It doesn’t mean I didn’t stew a bit before showering her with compassion from afar, nor feel slightly annoyed when she (as she should have) had her client working on a similar machine and never did use the one she tried to kick me off of. I did cut my workout a bit short as I needed to get away from the toxic energy, but not so short that I didn’t use all the machines I needed to.
Small Improvements With Consistent Practice
Staying in the “Now” isn’t something you learn and perfect in a few sittings. As far as I can tell, it’s a lifelong pursuit. The more you do it, the better you become, but there will still be times when you let someone piss you off, or feel cranky and out of sorts for no reason. But the more you remain aware, the more time you’ll spend in a calmer, happier place. Better still, the more you’ll be aware when someone around you needs an extra dose of understanding and compassion, or maybe assistance in identifying what’s causing their mood to swing downwards.
Sometimes, no, oftentimes, all they really need is for you to be there with a smile, a warm hug, or quiet companionship.

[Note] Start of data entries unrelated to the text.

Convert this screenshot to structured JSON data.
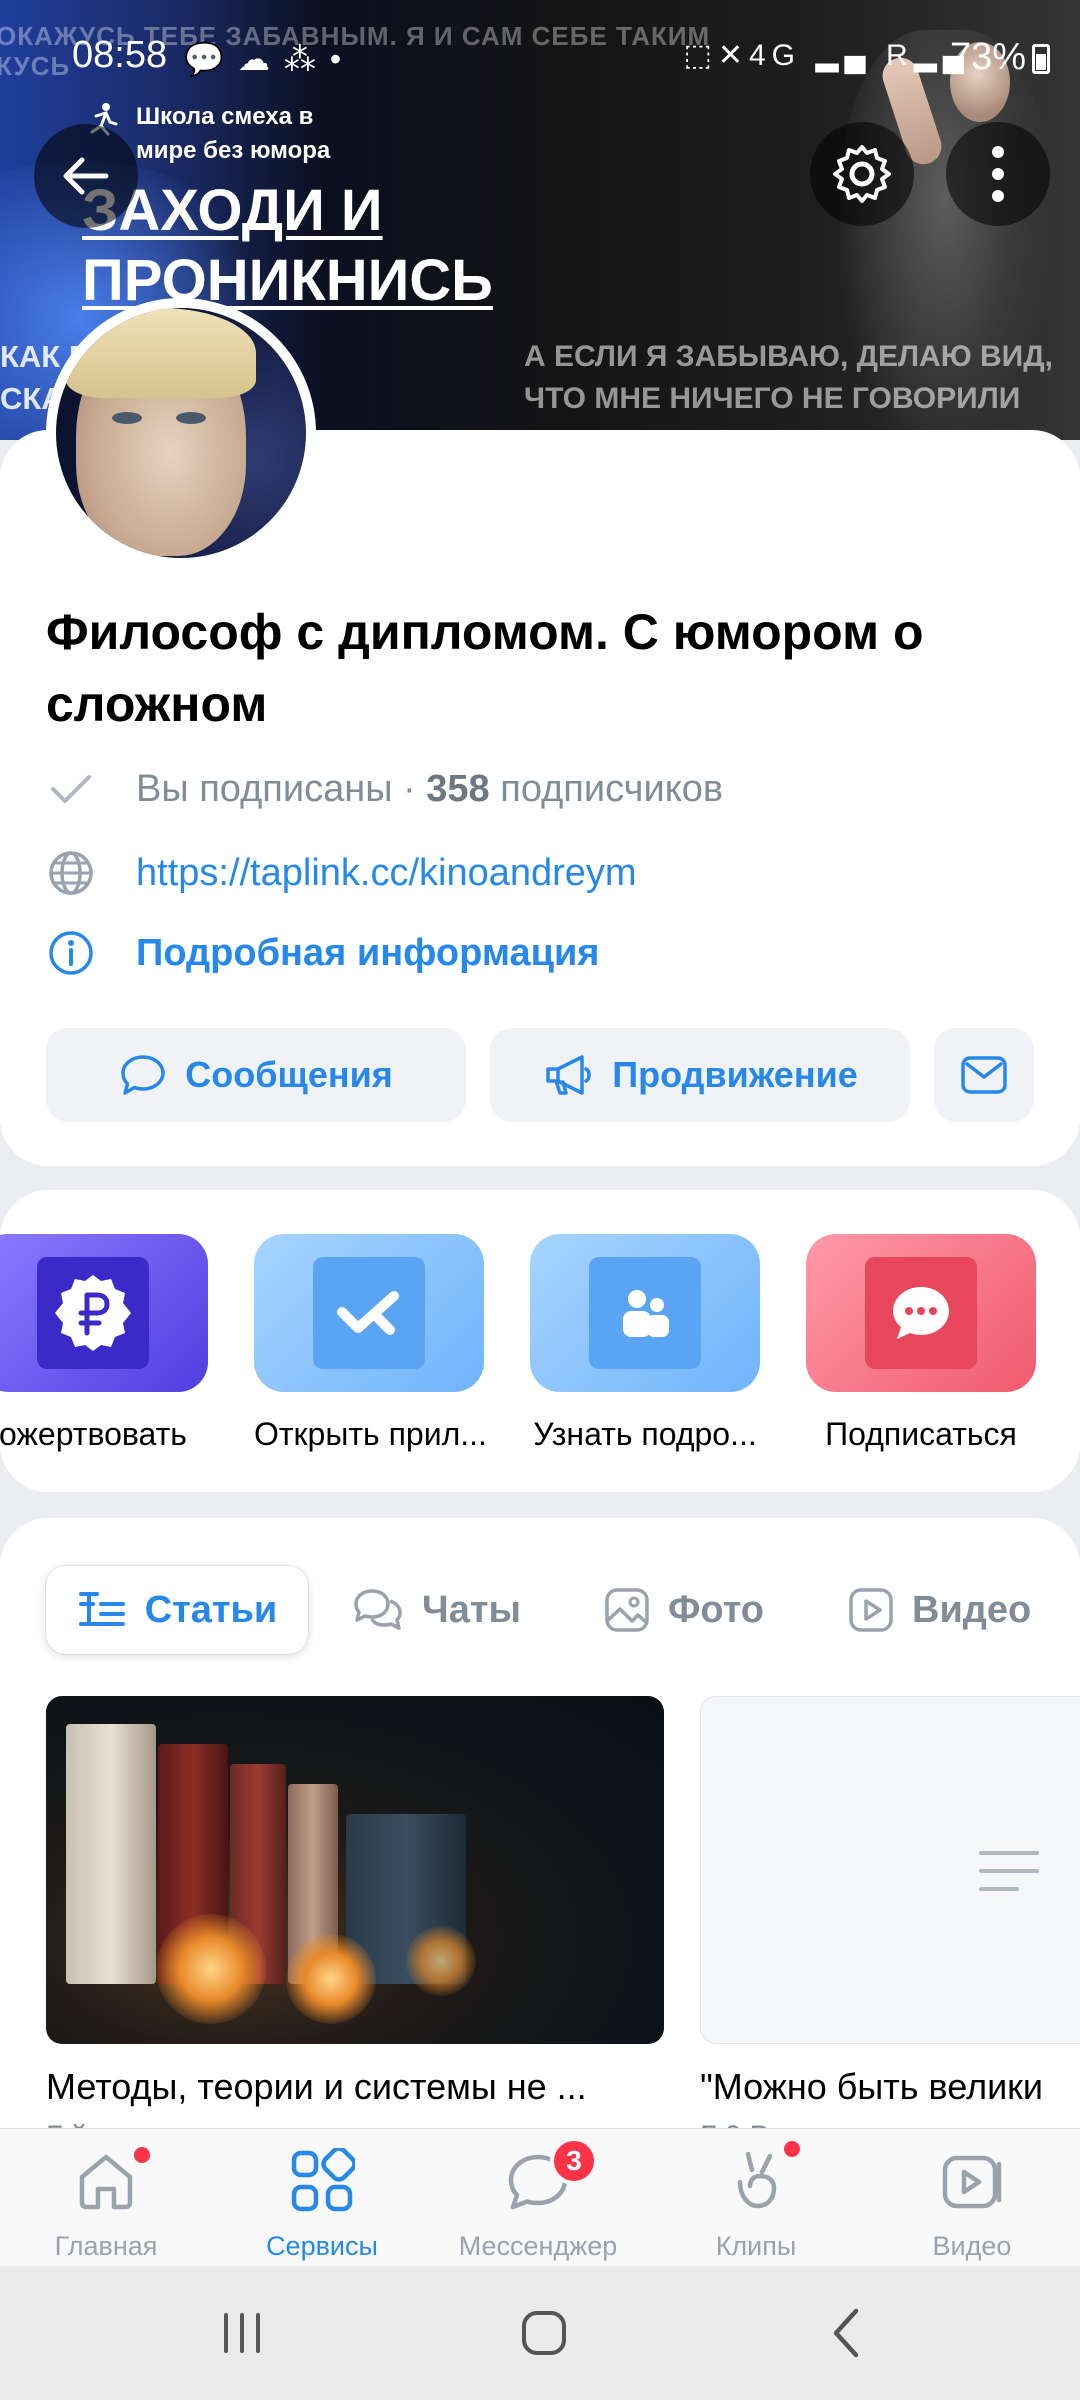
{
  "status_bar": {
    "time": "08:58",
    "battery": "73%",
    "left_icons": "💬☁⁂•",
    "right_icons": "⬚✕4G ▂▄ R▂▄"
  },
  "cover": {
    "top_text_1": "ОКАЖУСЬ ТЕБЕ ЗАБАВНЫМ. Я И САМ СЕБЕ ТАКИМ",
    "top_text_2": "КУСЬ",
    "school_line_1": "Школа смеха в",
    "school_line_2": "мире без юмора",
    "headline_1": "ЗАХОДИ И",
    "headline_2": "ПРОНИКНИСЬ",
    "left_caption_1": "КАК Б           НЕ ТОЖЕ",
    "left_caption_2": "СКА             ОВОРИТЬ",
    "right_caption_1": "А ЕСЛИ Я ЗАБЫВАЮ, ДЕЛАЮ ВИД,",
    "right_caption_2": "ЧТО МНЕ НИЧЕГО НЕ ГОВОРИЛИ"
  },
  "profile": {
    "title": "Философ с дипломом. С юмором о сложном",
    "subscribed": "Вы подписаны · ",
    "subscribers_count": "358",
    "subscribers_label": " подписчиков",
    "link": "https://taplink.cc/kinoandreym",
    "more_info": "Подробная информация"
  },
  "actions": {
    "messages": "Сообщения",
    "promotion": "Продвижение"
  },
  "apps": [
    {
      "label": "ожертвовать"
    },
    {
      "label": "Открыть прил..."
    },
    {
      "label": "Узнать подро..."
    },
    {
      "label": "Подписаться"
    }
  ],
  "tabs": {
    "articles": "Статьи",
    "chats": "Чаты",
    "photo": "Фото",
    "video": "Видео"
  },
  "articles": [
    {
      "title": "Методы, теории и системы не ...",
      "subtitle": "Г                              й"
    },
    {
      "title": "\"Можно быть велики",
      "subtitle": "Г                  0 В"
    }
  ],
  "bottom_nav": {
    "home": "Главная",
    "services": "Сервисы",
    "messenger": "Мессенджер",
    "messenger_badge": "3",
    "clips": "Клипы",
    "video": "Видео"
  },
  "colors": {
    "accent": "#2688eb",
    "secondary_text": "#818c99",
    "badge": "#ff3347"
  }
}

In doing so, you let them know they don’t have to face whatever they’re facing alone, even if they don’t want to share it. You’re there, you’re supportive, and you’re not pushing them to divulge more than they’re comfortable sharing. When someone is sad or depressed, knowing you’re there with unquestioning support could be the small reminder they need to see they really do matter. It could be the spark that helps them start turning things around.
Sure, you and I aren’t going to eliminate depression by being there for a few. Depression is a complicated animal. Some people need professional help to manage it. Like the cats I’ve rescued over the last few decades, I’m not going to change the world for everyone, but for the ones I brought into my home, and will in the future, I’ve changed their world.
Think about changing someone’s world, if not for a lifetime, at least for a moment. Consider how you feel when you’re able to lift someone’s spirits, or when someone lifts yours, and pass it on.
Using Gratitude to Keep My Spirits High
My gratitudes today are:
- I am grateful for all the people who have lifted my spirits, often without even realizing it.
- I am grateful for my own experiences with depression. The memories help me avoid slipping back into that pit of despair.
- I am grateful to friends who’ve become comfortable letting me see when they’re down, feeling lost, left out, or alone, and need a little extra attention.
- I am grateful for my lower stress world where even a bad day can be made better with a few kitty cuddles, head bonks, and cat facials.
- I am grateful for abundance; love, laughter, friendship, dancing, long walks in nature, energy, answers, questions, inspiration, motivation, peace, harmony, balance, philanthropy, and prosperity.
Love and Light
About the Author
Sheri Conaway is a writer, blogger, ghostwriter, and an advocate for cats and mental health. Sheri believes in the Laws of Attraction, but only if you are a participant rather than just an observer. Her mission is to Make Vulnerable Beautiful and help entrepreneurs touch the souls of their readers and clients so they can increase their impact and their income. If you’d like to have her write for you, please visit her Hire Me page for more information. You can also find her on Facebook Sheri Levenstein-Conaway Author or in her new group, Putting Your Whole Heart Forward